Archive for the ‘Separation of Church and State’ Category
The Institute for Public Accuracy kindly included my comments about Rick Warren’s recent presidential candidate forum in one of their daily press releases, which is posted over at Common Dreams. I said:
“The fiercely partisan religious right leader Rick Warren of four years ago is little different from the Rick Warren of today. In 2004, he issued a letter regarding the presidential candidates on the issues he considered to be ‘non-negotiable’ and that ‘are not even debatable because God’s word is clear on these issues.’
“At the Civic Forum, Warren featured the key litmus tests of the religious right — abortion and same sex marriage — while ignoring the so-called broader agenda of the supposedly newly moderate evangelicals such as climate change and domestic and world poverty. He said that we should not ‘demonize’ people with whom we disagree, and yet he described abortion as a ‘holocaust.’

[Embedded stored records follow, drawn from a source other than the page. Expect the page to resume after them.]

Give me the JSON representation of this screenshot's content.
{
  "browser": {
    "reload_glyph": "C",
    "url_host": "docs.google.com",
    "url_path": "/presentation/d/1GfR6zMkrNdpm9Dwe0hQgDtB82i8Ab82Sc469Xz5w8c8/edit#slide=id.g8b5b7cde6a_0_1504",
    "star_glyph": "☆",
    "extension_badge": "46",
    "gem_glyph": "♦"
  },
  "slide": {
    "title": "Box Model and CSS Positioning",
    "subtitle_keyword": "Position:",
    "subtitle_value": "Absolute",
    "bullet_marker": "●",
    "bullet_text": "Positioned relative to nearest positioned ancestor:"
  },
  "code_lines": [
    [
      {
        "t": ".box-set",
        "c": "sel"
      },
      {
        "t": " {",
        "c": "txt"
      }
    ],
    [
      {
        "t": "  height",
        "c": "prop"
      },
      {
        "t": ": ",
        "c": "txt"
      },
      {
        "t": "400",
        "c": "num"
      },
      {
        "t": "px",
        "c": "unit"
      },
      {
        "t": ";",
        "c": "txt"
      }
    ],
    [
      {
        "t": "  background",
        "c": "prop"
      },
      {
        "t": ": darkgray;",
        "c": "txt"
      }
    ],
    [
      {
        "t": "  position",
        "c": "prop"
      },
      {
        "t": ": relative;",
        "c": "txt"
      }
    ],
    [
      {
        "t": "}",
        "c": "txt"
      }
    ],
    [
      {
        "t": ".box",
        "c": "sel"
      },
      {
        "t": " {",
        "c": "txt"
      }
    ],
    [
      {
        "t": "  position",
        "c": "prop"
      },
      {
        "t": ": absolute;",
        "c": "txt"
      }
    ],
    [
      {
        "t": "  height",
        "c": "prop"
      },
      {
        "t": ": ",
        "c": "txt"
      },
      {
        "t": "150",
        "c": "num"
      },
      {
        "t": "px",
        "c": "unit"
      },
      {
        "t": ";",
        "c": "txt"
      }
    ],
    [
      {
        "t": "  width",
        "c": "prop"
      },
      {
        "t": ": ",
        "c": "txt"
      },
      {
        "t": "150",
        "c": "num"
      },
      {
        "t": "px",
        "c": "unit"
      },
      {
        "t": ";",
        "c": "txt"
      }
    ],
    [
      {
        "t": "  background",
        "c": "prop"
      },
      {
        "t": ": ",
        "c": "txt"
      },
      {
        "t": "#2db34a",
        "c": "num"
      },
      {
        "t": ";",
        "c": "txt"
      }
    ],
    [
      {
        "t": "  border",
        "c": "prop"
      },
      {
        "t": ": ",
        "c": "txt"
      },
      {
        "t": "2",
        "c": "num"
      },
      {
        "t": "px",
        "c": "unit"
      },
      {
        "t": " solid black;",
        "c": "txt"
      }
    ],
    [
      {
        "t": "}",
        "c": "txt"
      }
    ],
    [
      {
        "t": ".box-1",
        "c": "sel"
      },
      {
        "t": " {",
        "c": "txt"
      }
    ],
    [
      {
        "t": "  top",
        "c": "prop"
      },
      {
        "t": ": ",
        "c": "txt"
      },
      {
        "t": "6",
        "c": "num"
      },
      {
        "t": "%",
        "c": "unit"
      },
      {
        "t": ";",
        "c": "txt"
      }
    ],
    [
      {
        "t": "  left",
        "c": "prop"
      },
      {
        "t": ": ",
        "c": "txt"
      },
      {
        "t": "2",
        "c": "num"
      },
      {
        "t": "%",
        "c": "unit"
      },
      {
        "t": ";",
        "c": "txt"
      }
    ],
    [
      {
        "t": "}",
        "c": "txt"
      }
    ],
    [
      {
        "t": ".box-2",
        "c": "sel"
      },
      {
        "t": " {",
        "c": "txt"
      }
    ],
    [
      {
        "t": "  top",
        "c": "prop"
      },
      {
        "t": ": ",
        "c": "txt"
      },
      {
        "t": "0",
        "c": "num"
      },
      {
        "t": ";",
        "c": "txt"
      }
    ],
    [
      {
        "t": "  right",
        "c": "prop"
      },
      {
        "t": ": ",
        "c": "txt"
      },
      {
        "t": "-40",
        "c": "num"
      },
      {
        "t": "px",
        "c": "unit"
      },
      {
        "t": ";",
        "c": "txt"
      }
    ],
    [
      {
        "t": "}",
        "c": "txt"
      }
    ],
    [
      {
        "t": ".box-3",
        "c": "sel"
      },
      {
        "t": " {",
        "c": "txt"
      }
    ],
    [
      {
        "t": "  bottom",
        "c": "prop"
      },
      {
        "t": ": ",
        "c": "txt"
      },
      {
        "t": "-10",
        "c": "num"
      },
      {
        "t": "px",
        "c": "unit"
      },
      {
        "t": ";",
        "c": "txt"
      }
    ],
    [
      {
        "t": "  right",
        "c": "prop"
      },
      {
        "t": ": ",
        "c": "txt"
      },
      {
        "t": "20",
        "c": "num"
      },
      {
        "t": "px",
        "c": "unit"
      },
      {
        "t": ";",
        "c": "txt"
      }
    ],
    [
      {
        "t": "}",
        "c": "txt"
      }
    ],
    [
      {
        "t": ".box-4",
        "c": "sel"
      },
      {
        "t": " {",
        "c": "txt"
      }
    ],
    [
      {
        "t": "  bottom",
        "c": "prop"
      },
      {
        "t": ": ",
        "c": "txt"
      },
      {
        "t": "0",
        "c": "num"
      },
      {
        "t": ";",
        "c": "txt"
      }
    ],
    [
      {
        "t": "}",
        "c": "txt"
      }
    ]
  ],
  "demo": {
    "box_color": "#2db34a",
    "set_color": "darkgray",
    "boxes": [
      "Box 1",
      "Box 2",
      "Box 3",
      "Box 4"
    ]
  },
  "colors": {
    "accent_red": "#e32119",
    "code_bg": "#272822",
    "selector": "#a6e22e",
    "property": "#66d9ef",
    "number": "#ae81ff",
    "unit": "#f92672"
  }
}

“Warren opened the forum by saying he supports separation of church and state, while the event itself held in the sanctuary of a church epitomized the all-out war on separation being waged by the religious right and its current avuncular leader. [McCain and Obama] have contributed greatly to the role of Warren as a power broker, reflecting poorly on the judgment of both.”
Where do our candidates stand on basic matters of separation of church and state and the constellation of values and issues that intersect this foundational doctrine of our culture and our constitution? First Freedom First, a joint project of Americans United for Separation of Church and State and the Interfaith Alliance Foundation, has ten well-crafted questions to help us find out.
FFF suggests using them at
Town Hall meetings or other locations where candidates for office will be gathering. You can copy and paste them into an email message to the candidates. Or, use these as suggestions to help formulate your own questions to candidates, to find out their views on safeguarding separation of church and state and protecting religious liberty.
These are things that can sometimes make candidates squirm; and they are sometimes coached not to talk about them. But avoidance does not mean that people do now want to know the answers or that there are not important philosophical and public policy matters that directly relate. Our candidatees should not only be prepared to answer such questions, but they can be reasonably assured that we would like to hear good answers.
1) Leaders on the religious right often say that America is a “Christian Nation.” Do you agree with this statement?
2) Do you think Houses of Worship should be allowed to endorse political candidates and retain their tax exempt status?
3) Do you think public schools should sponsor school prayer or, as a parent, should this choice be left to me?
4) Would you support a law that mandates teaching creationism in my child’s public school science classes?
5) Do you think my pharmacist should be allowed to deny me doctor-prescribed medications based on his or her religious beliefs?
6) Will you respect the rights of those in our diverse communities of faith who deem same-gender marriage to be consistent with their religious creed?
7) Should “faith-based” charities that receive public funds be allowed to discriminate against employees or applicants based on religious beliefs?
Do you think one’s right to disbelieve in God is protected by the same laws that protect someone else’s right to believe?
9) Do you think everyone’s religious freedom needs to be protected by what Thomas Jefferson called “a wall of separation” between church and state?
10) What should guide our policies on public health and medical research: science or religion?
The religious right has succeeded in dominating public discourse on the intersection of science and religion for a long time now. Among many other things, seesaw battles have been waged in many states over the teaching of creationism or intelligent design; and faith based “abstinence” programs as against thoughtful, comprehensive sexuality education.
But beyond the courtroom and legislative theatrics, and conflict driven media coverage, mainstream science and religion have been getting organized. Those who posit that religion and science are inherently in conflict are two sides of the same counter productive framing of the argument. Most Americans understand, believe and accept that faith and science are not necessarily in conflict. Those who support religious pluralism and sound science and science education are natural allies against the religious supremacism, Christian nationalism and crackpot science of the religious right.
A few of these efforts include Evolution Sunday, (actually, Evolution Weekend, Feb. 8 – 10 2008) in which hundreds of churches have sermons discussing the compatibility of their faith and evolutionary science; the publication of a book by the National Academy of Sciences on the compatibility of faith and science; and the publication of a groundbreaking theological statement by the United Church of Christ that seeks to end the “feud” between science and religion. The UCC has backed it up with an ad campaign targeted to science blogs.
Yeah, I know. Everyone is writing about it. But here is my take.